New York City parents and activists filed a federal lawsuit with the Office of Civil Rights on Monday, claiming that the city's high school admissions process discriminates against black and Hispanic students by storing them away in low performing schools and setting them up for failure. They demanded a federal investigation and an overhaul of the admissions system.
Deputy Chancellor Marc Sternberg said that Mayor Bloomberg’s administration inherited a system where zip code once determined a student’s quality of education. Since his first day in office, eliminating the achievement gap is a reform Bloomberg’s administration has championed. Admission to top performing schools is instead based on academic records, test scores, attendance, student preference and other factors.
However, Education Law Center attorney Wendy Lecker, who originally filed the complaint, says the selection process is racist.
“The city is sending African-American and Latino students to schools where they are much less likely to earn a diploma,” Lecker said. “We want new policies to give all students a fair shot.”
In 2011, only 3 in 5 black or Hispanic students graduated from a city high school within four years, compared to 4 in 5 white and Asian students, according to the Urban Justice Center. The most startling statistic reports that only 13 percent of black students and 15 percent of Hispanic students demonstrated college readiness.
Another lawsuit was filed earlier this month with the state’s Supreme Court, challenging a policy that gives preference to younger siblings whose family members are already enrolled in gifted and talented programs.
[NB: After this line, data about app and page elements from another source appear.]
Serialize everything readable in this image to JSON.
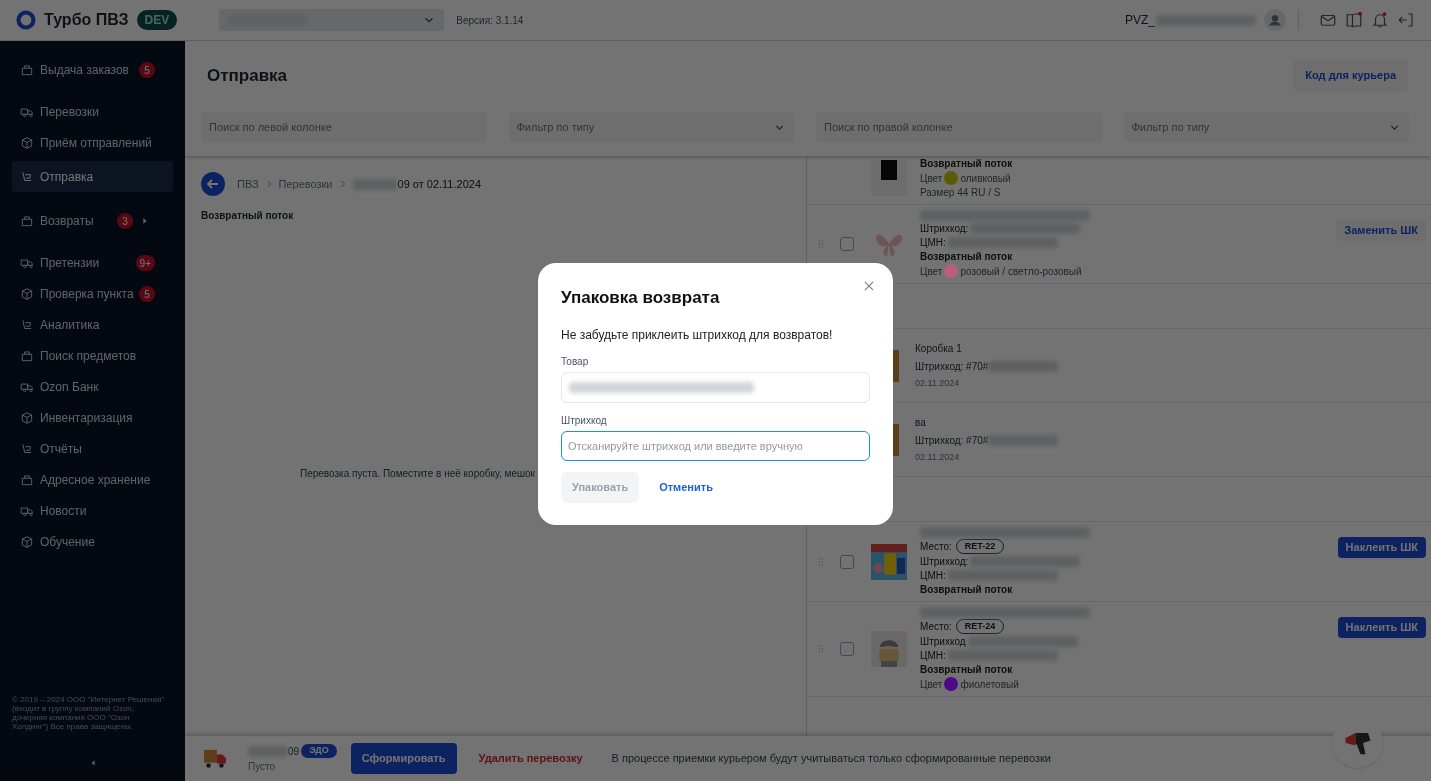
{
  "header": {
    "app_name": "Турбо ПВЗ",
    "env_badge": "DEV",
    "version": "Версия: 3.1.14",
    "user": "PVZ_"
  },
  "sidebar": {
    "groups": [
      [
        {
          "label": "Выдача заказов",
          "badge": "5",
          "selected": false
        }
      ],
      [
        {
          "label": "Перевозки",
          "selected": false
        },
        {
          "label": "Приём отправлений",
          "selected": false
        },
        {
          "label": "Отправка",
          "selected": true
        }
      ],
      [
        {
          "label": "Возвраты",
          "badge": "3",
          "submenu": true,
          "selected": false
        }
      ],
      [
        {
          "label": "Претензии",
          "badge": "9+",
          "selected": false
        },
        {
          "label": "Проверка пункта",
          "badge": "5",
          "selected": false
        },
        {
          "label": "Аналитика",
          "selected": false
        },
        {
          "label": "Поиск предметов",
          "selected": false
        },
        {
          "label": "Ozon Банк",
          "selected": false
        },
        {
          "label": "Инвентаризация",
          "selected": false
        },
        {
          "label": "Отчёты",
          "selected": false
        },
        {
          "label": "Адресное хранение",
          "selected": false
        },
        {
          "label": "Новости",
          "selected": false
        },
        {
          "label": "Обучение",
          "selected": false
        }
      ]
    ],
    "copyright": "© 2019 – 2024 ООО \"Интернет Решения\" (входит в группу компаний Ozon; дочерняя компания ООО \"Озон Холдинг\") Все права защищены."
  },
  "page": {
    "title": "Отправка",
    "courier_button": "Код для курьера",
    "filters": [
      {
        "kind": "search",
        "placeholder": "Поиск по левой колонке"
      },
      {
        "kind": "select",
        "placeholder": "Фильтр по типу"
      },
      {
        "kind": "search",
        "placeholder": "Поиск по правой колонке"
      },
      {
        "kind": "select",
        "placeholder": "Фильтр по типу"
      }
    ]
  },
  "left": {
    "breadcrumbs": [
      "ПВЗ",
      "Перевозки",
      "09 от 02.11.2024"
    ],
    "flow": "Возвратный поток",
    "empty_text": "Перевозка пуста. Поместите в неё коробку, мешок"
  },
  "right": {
    "groups": [
      [
        {
          "kind": "item",
          "lines": [
            {
              "kind": "bold",
              "text": "Возвратный поток"
            },
            {
              "kind": "color",
              "label": "Цвет",
              "value": "оливковый",
              "color": "#5c5a05"
            },
            {
              "kind": "plain",
              "text": "Размер 44 RU / S"
            }
          ]
        },
        {
          "kind": "item",
          "checked": false,
          "button": {
            "label": "Заменить ШК",
            "kind": "secondary"
          },
          "lines": [
            {
              "kind": "field",
              "text": "Штрихкод:"
            },
            {
              "kind": "field",
              "text": "ЦМН:"
            },
            {
              "kind": "bold",
              "text": "Возвратный поток"
            },
            {
              "kind": "color",
              "label": "Цвет",
              "value": "розовый / светло-розовый",
              "color": "#b8607a"
            }
          ]
        }
      ],
      [
        {
          "kind": "box",
          "title": "Коробка 1",
          "barcode": "Штрихкод: #70#",
          "date": "02.11.2024"
        },
        {
          "kind": "box",
          "title": "ва",
          "barcode": "Штрихкод: #70#",
          "date": "02.11.2024"
        }
      ],
      [
        {
          "kind": "item",
          "checked": false,
          "button": {
            "label": "Наклеить ШК",
            "kind": "primary"
          },
          "lines": [
            {
              "kind": "place",
              "label": "Место:",
              "value": "RET-22"
            },
            {
              "kind": "field",
              "text": "Штрихкод:"
            },
            {
              "kind": "field",
              "text": "ЦМН:"
            },
            {
              "kind": "bold",
              "text": "Возвратный поток"
            }
          ]
        },
        {
          "kind": "item",
          "checked": false,
          "button": {
            "label": "Наклеить ШК",
            "kind": "primary"
          },
          "lines": [
            {
              "kind": "place",
              "label": "Место:",
              "value": "RET-24"
            },
            {
              "kind": "field",
              "text": "Штрихкод"
            },
            {
              "kind": "field",
              "text": "ЦМН:"
            },
            {
              "kind": "bold",
              "text": "Возвратный поток"
            },
            {
              "kind": "color",
              "label": "Цвет",
              "value": "фиолетовый",
              "color": "#4b0a8a"
            }
          ]
        }
      ]
    ]
  },
  "bottom_bar": {
    "shipment": "09",
    "edo_badge": "ЭДО",
    "status": "Пусто",
    "form_button": "Сформировать",
    "delete_link": "Удалить перевозку",
    "note": "В процессе приемки курьером будут учитываться только сформированные перевозки"
  },
  "modal": {
    "title": "Упаковка возврата",
    "message": "Не забудьте приклеить штрихкод для возвратов!",
    "fields": [
      {
        "label": "Товар",
        "kind": "redacted"
      },
      {
        "label": "Штрихкод",
        "placeholder": "Отсканируйте штрихкод или введите вручную",
        "focused": true
      }
    ],
    "pack_button": {
      "label": "Упаковать",
      "disabled": true
    },
    "cancel_link": "Отменить"
  }
}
Seats in the program are so limited that some parents considered temporarily adopting out their children to citywide faculty in order to secure a spot.
Janet Roberts, director of product development at Aristotle Circle, a tutoring company, commented on the quality of the city’s education, suggesting that students of all circumstances are intellectually inhibited by limited city resources.
"At the end of the day,” she said, “it's just so horrible to be a student in New York City right now.”